“I show you” is the first step—modeling. Before I ever entered my school years, my older sister would come home and work on her assignments: letters, writing,, reading, and math. She was just doing her homework, but watching her provided a model for me. I learned by watching.
“Let’s do it together” is the next step—guidance. It is a powerful experience to interact with someone from the “expert” level of experience, and that is what my sister did when she began to teach me my letters. She guided me through the process of writing the alphabet and numbers, and she read books to me and taught me words. She provided me with immediate feedback as I interacted with the “homework” she assigned me. As she taught me, she also reinforced those skills within herself.
“Now you do it,” application, is the last step of this strategy, one that should not exclude the teacher from the student’s learning process.

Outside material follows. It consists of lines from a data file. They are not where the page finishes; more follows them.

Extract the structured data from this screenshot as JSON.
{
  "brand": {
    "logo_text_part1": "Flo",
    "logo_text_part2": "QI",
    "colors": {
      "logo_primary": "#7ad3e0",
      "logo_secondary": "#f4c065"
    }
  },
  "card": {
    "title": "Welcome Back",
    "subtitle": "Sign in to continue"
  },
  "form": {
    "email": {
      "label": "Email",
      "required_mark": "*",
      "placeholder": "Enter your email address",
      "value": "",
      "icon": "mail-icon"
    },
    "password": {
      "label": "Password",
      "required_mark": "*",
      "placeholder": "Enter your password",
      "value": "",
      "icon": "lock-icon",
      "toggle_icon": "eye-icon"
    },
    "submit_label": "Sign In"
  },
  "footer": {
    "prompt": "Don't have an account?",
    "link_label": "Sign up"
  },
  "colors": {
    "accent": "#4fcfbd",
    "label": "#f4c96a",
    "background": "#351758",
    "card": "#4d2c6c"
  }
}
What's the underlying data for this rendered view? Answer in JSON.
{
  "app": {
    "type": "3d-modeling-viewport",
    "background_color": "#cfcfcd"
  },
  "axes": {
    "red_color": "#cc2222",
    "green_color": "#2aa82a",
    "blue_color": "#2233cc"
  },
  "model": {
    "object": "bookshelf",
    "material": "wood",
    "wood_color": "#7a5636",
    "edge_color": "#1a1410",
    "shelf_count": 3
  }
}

I would sit by myself and practice my letters or open a book and find words that I knew, but if I got “stuck,” I could ask my sister for help. I did not have to struggle too long or too much. I independently applied what I had learned, but if I did not understand, my sister could re-teach (or remediate) whatever I didn’t understand.
This “Model-Guide-Apply” teaching strategy has been a pillar of my teaching career. After all, coaches use this strategy, so it must be good! The strategy fits to any area of learning. Lacking the instincts of animals, we learn through example. This teaching strategy is an effective means of maximizing the way we naturally learn.
Copyright 2009 by Thomas L. Kepler, all rights reserved